(Data about app and page elements)
□ □ □ □ □

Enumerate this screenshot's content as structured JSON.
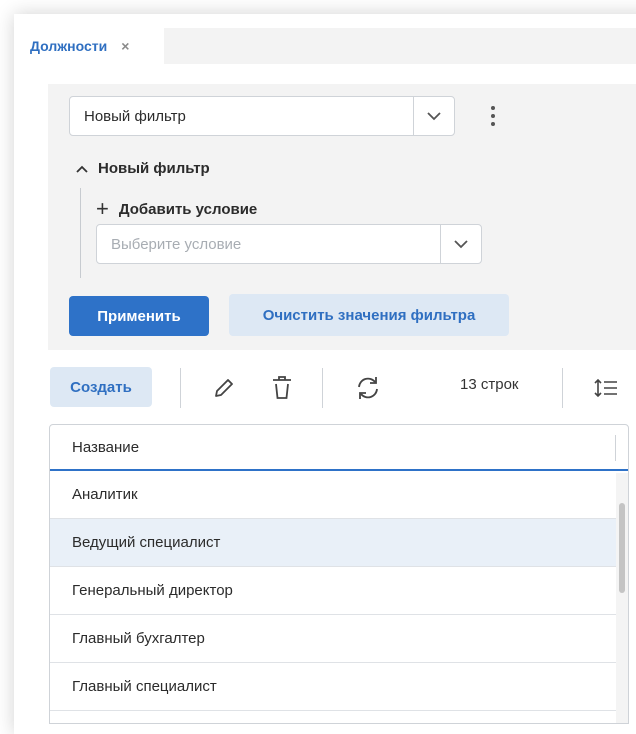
{
  "tabs": [
    {
      "label": "Должности",
      "close": "×"
    }
  ],
  "filter": {
    "saved_filter_value": "Новый фильтр",
    "group_title": "Новый фильтр",
    "add_condition_label": "Добавить условие",
    "condition_placeholder": "Выберите условие",
    "apply_label": "Применить",
    "clear_label": "Очистить значения фильтра"
  },
  "toolbar": {
    "create_label": "Создать",
    "row_count": "13 строк"
  },
  "table": {
    "columns": [
      "Название"
    ],
    "rows": [
      "Аналитик",
      "Ведущий специалист",
      "Генеральный директор",
      "Главный бухгалтер",
      "Главный специалист"
    ],
    "selected_row": 1
  },
  "colors": {
    "accent": "#2e72c8",
    "accent_soft": "#dde8f4",
    "panel": "#f3f3f3",
    "selected_row": "#e9f0f8"
  }
}
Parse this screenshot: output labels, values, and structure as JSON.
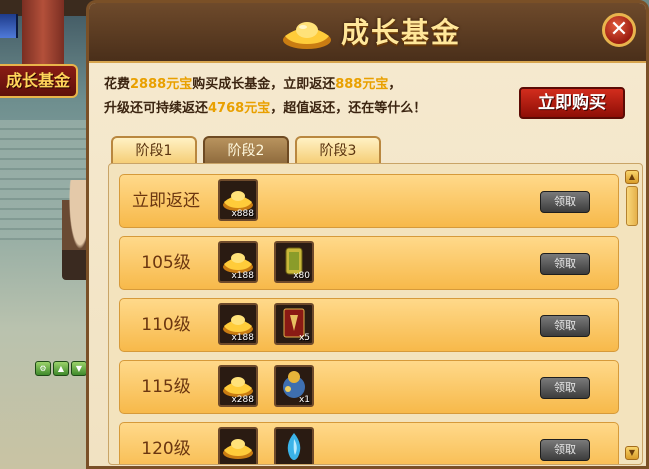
{
  "side_tab": {
    "label": "成长基金"
  },
  "panel": {
    "title": "成长基金",
    "close_label": "✕",
    "intro_line1": {
      "p1": "花费",
      "h1": "2888元宝",
      "p2": "购买成长基金，立即返还",
      "h2": "888元宝",
      "p3": "，"
    },
    "intro_line2": {
      "p1": "升级还可持续返还",
      "h1": "4768元宝",
      "p2": "，超值返还，还在等什么！"
    },
    "buy_button": "立即购买",
    "tabs": [
      {
        "label": "阶段1",
        "active": false
      },
      {
        "label": "阶段2",
        "active": true
      },
      {
        "label": "阶段3",
        "active": false
      }
    ],
    "rows": [
      {
        "label": "立即返还",
        "items": [
          {
            "icon": "gold-ingot-icon",
            "count": "x888"
          }
        ],
        "claim": "领取"
      },
      {
        "label": "105级",
        "items": [
          {
            "icon": "gold-ingot-icon",
            "count": "x188"
          },
          {
            "icon": "jade-token-icon",
            "count": "x80"
          }
        ],
        "claim": "领取"
      },
      {
        "label": "110级",
        "items": [
          {
            "icon": "gold-ingot-icon",
            "count": "x188"
          },
          {
            "icon": "red-scroll-icon",
            "count": "x5"
          }
        ],
        "claim": "领取"
      },
      {
        "label": "115级",
        "items": [
          {
            "icon": "gold-ingot-icon",
            "count": "x288"
          },
          {
            "icon": "treasure-bag-icon",
            "count": "x1"
          }
        ],
        "claim": "领取"
      },
      {
        "label": "120级",
        "items": [
          {
            "icon": "gold-ingot-icon",
            "count": ""
          },
          {
            "icon": "blue-spirit-icon",
            "count": ""
          }
        ],
        "claim": "领取"
      }
    ]
  },
  "colors": {
    "highlight": "#e9a000",
    "header": "#4a2f1a",
    "row": "#f7b94a"
  }
}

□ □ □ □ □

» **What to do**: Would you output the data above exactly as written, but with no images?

» **The completed task**:
Enumerate this screenshot's content as structured JSON.
{
  "tabs": [
    {
      "label": "Должности",
      "close": "×"
    }
  ],
  "filter": {
    "saved_filter_value": "Новый фильтр",
    "group_title": "Новый фильтр",
    "add_condition_label": "Добавить условие",
    "condition_placeholder": "Выберите условие",
    "apply_label": "Применить",
    "clear_label": "Очистить значения фильтра"
  },
  "toolbar": {
    "create_label": "Создать",
    "row_count": "13 строк"
  },
  "table": {
    "columns": [
      "Название"
    ],
    "rows": [
      "Аналитик",
      "Ведущий специалист",
      "Генеральный директор",
      "Главный бухгалтер",
      "Главный специалист"
    ],
    "selected_row": 1
  },
  "colors": {
    "accent": "#2e72c8",
    "accent_soft": "#dde8f4",
    "panel": "#f3f3f3",
    "selected_row": "#e9f0f8"
  }
}
Parse this screenshot: output labels, values, and structure as JSON.
{
  "side_tab": {
    "label": "成长基金"
  },
  "panel": {
    "title": "成长基金",
    "close_label": "✕",
    "intro_line1": {
      "p1": "花费",
      "h1": "2888元宝",
      "p2": "购买成长基金，立即返还",
      "h2": "888元宝",
      "p3": "，"
    },
    "intro_line2": {
      "p1": "升级还可持续返还",
      "h1": "4768元宝",
      "p2": "，超值返还，还在等什么！"
    },
    "buy_button": "立即购买",
    "tabs": [
      {
        "label": "阶段1",
        "active": false
      },
      {
        "label": "阶段2",
        "active": true
      },
      {
        "label": "阶段3",
        "active": false
      }
    ],
    "rows": [
      {
        "label": "立即返还",
        "items": [
          {
            "icon": "gold-ingot-icon",
            "count": "x888"
          }
        ],
        "claim": "领取"
      },
      {
        "label": "105级",
        "items": [
          {
            "icon": "gold-ingot-icon",
            "count": "x188"
          },
          {
            "icon": "jade-token-icon",
            "count": "x80"
          }
        ],
        "claim": "领取"
      },
      {
        "label": "110级",
        "items": [
          {
            "icon": "gold-ingot-icon",
            "count": "x188"
          },
          {
            "icon": "red-scroll-icon",
            "count": "x5"
          }
        ],
        "claim": "领取"
      },
      {
        "label": "115级",
        "items": [
          {
            "icon": "gold-ingot-icon",
            "count": "x288"
          },
          {
            "icon": "treasure-bag-icon",
            "count": "x1"
          }
        ],
        "claim": "领取"
      },
      {
        "label": "120级",
        "items": [
          {
            "icon": "gold-ingot-icon",
            "count": ""
          },
          {
            "icon": "blue-spirit-icon",
            "count": ""
          }
        ],
        "claim": "领取"
      }
    ]
  },
  "colors": {
    "highlight": "#e9a000",
    "header": "#4a2f1a",
    "row": "#f7b94a"
  }
}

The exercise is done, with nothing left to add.